“We believe this will be the year congress finally gets it done,” said Sen. Charles Schumer, (D) New York.
In a bipartisan effort, a Senate committee announced Monday the blue print for immigration reform that provides a pathway to citizenship for the estimated 11 million undocumented immigrants currently living in the US, including 250,000 in San Diego County.
“It’s unprecedented to see this type of compromise,” said immigrant rights advocate with Alliance San Diego, Andrea Guerrero.
Senators say it won’t be an easy path to citizenship, “they’ll have to go through a criminal background check, they’ll have to pay any taxes that have gone unpaid,” said Sen. Robert Menendez, (D) New Jersey.
Under the plan, green cards would be given to immigrants obtaining advanced degrees in math, technology and engineering.
And employers would be required to use employment verification systems.
Employers will also be allowed to hire immigrant workers, as long as they can prove inability to recruit US citizens.
But while its being called a major breakthrough, the preliminary move is already under fire.
Many believe providing a pathway to citizenship for those who are in the country illegally equals amnesty, which many republicans and the house, including Congressman Duncan Hunter from San Diego, said they won’t support.
The plan is also contingent on raising security at the border, something local human rights advocates say is concerning.
“We should be concerned when there are more enforcement agents patrolling our neighborhoods,” said Guerrero, “we should be concerned when there are drones flying over our houses.”
This bipartisan committee stated it has the votes to pass a comprehensive immigration reform bill in the Senate and that it hopes to vote on it, late this spring.

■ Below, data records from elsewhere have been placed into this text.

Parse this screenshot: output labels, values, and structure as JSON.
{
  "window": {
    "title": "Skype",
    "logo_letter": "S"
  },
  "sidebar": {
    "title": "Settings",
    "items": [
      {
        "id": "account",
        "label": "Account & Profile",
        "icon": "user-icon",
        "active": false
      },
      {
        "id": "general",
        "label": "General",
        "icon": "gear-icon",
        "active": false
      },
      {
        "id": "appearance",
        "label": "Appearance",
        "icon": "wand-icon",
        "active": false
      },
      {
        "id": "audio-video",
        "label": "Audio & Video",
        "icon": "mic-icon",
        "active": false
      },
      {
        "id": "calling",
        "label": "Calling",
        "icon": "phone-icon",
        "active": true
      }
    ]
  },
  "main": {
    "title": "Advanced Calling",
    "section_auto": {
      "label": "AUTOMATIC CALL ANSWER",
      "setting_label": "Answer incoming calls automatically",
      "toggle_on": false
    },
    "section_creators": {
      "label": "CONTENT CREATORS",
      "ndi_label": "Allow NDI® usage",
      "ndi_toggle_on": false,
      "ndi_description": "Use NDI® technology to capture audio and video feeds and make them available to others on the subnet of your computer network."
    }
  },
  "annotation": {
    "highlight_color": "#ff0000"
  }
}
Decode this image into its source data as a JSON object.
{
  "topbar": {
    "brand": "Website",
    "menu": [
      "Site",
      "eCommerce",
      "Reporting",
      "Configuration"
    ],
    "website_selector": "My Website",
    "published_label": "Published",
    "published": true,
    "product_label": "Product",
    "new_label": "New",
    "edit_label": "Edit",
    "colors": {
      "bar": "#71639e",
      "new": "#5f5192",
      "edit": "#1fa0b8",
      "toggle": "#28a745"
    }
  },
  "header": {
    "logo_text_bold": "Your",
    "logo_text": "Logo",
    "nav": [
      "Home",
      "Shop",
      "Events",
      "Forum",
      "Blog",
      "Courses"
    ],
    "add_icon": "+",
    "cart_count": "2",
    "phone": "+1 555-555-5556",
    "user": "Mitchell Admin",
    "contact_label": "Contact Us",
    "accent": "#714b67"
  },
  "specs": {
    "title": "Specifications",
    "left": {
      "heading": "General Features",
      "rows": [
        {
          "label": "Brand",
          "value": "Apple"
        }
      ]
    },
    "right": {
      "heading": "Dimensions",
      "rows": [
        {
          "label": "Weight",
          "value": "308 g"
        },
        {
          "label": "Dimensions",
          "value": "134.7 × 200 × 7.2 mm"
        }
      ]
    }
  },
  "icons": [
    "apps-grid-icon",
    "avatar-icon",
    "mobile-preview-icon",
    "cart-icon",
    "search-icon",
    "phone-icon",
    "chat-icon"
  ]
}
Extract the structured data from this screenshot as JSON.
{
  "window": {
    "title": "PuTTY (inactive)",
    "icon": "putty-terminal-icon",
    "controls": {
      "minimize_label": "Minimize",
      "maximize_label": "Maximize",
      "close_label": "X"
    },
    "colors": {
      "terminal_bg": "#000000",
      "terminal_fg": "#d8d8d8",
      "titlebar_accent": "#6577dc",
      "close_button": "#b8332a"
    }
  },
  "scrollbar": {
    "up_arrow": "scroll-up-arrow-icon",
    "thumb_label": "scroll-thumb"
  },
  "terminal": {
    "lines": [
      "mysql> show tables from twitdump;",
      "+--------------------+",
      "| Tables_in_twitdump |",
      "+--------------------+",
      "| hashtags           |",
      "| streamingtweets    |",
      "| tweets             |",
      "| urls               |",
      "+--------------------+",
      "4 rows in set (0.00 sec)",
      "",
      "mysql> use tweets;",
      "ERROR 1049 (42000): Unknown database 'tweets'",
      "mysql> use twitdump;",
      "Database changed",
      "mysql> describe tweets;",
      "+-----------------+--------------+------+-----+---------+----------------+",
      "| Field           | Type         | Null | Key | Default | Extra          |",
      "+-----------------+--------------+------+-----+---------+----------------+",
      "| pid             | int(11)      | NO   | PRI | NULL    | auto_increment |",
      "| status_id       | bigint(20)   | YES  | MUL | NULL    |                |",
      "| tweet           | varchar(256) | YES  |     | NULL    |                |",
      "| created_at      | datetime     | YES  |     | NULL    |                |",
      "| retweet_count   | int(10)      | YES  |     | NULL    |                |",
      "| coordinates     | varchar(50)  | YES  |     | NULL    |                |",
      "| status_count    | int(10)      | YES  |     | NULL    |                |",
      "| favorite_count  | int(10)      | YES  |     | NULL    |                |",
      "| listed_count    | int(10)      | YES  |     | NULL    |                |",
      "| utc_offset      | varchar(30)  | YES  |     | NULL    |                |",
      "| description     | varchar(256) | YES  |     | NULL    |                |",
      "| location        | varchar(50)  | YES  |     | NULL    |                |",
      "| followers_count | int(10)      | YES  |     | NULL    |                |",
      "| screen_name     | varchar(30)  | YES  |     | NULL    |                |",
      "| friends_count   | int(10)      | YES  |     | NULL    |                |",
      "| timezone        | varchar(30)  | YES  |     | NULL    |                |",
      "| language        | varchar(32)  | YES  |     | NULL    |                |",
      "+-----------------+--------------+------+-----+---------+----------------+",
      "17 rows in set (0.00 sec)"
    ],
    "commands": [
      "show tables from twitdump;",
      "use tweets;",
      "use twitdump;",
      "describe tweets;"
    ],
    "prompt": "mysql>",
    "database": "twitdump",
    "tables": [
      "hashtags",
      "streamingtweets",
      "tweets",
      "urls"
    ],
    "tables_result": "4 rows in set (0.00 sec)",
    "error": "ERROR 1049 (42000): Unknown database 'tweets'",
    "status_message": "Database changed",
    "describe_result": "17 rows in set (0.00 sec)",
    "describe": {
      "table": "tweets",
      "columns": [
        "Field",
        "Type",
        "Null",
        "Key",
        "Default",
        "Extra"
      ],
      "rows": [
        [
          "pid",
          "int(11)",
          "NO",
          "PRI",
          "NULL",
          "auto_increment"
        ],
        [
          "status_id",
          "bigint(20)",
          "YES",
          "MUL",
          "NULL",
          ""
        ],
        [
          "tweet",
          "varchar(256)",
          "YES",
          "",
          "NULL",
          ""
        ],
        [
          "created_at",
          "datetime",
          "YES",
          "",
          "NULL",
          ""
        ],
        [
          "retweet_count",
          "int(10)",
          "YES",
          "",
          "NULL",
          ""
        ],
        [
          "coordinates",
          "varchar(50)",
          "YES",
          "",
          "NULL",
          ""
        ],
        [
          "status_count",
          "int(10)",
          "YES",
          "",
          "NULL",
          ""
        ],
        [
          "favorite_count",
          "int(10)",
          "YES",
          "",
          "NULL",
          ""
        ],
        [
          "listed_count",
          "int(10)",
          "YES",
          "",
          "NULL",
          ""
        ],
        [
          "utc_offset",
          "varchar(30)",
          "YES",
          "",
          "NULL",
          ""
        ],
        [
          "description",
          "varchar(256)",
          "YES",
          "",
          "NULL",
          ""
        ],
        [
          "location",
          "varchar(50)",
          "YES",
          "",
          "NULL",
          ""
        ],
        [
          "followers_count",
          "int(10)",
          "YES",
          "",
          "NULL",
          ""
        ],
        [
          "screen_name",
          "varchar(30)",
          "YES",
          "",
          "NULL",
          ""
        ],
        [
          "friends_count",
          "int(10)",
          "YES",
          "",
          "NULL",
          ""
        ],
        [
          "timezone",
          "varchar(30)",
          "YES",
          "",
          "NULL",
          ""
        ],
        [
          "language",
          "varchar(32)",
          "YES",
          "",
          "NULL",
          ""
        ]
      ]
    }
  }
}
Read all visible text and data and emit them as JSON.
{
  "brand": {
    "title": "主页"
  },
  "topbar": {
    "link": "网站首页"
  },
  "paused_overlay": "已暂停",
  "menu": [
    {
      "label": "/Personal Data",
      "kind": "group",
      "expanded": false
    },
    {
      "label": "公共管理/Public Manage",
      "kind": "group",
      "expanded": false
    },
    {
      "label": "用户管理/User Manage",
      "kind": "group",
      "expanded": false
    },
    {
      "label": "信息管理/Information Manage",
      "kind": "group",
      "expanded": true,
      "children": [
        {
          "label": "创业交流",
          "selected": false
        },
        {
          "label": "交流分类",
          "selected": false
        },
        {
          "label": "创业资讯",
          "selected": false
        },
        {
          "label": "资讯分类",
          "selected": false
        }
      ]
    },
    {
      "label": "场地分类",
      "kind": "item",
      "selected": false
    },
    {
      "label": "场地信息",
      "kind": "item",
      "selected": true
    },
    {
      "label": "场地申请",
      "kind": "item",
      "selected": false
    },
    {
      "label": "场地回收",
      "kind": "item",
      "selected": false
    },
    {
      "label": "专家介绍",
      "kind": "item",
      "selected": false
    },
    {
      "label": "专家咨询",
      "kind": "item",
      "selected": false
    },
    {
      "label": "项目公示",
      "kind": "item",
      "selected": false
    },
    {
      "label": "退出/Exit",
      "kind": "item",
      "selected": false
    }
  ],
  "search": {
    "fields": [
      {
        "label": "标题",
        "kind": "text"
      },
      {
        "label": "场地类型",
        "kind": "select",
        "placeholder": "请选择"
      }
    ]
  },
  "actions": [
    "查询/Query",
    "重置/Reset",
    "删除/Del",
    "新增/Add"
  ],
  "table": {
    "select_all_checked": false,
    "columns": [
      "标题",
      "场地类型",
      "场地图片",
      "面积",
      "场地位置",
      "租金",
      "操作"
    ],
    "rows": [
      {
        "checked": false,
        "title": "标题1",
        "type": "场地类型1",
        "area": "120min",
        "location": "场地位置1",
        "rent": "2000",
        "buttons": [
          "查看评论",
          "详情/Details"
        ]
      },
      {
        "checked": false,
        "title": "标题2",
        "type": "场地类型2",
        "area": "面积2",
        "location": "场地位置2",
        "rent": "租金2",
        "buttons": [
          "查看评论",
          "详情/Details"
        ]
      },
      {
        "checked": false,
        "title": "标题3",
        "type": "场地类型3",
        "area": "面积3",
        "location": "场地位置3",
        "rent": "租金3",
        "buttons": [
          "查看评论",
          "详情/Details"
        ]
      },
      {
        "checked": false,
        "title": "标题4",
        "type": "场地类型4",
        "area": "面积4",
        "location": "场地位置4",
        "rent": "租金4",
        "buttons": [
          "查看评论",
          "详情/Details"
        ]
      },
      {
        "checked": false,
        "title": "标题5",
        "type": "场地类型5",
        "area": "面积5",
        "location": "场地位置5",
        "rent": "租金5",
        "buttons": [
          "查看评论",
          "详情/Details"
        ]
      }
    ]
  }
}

Tuesday, President Barack Obama will be in Las Vegas, Nevada, unveiling the details of his plan to reform the nation’s immigration system.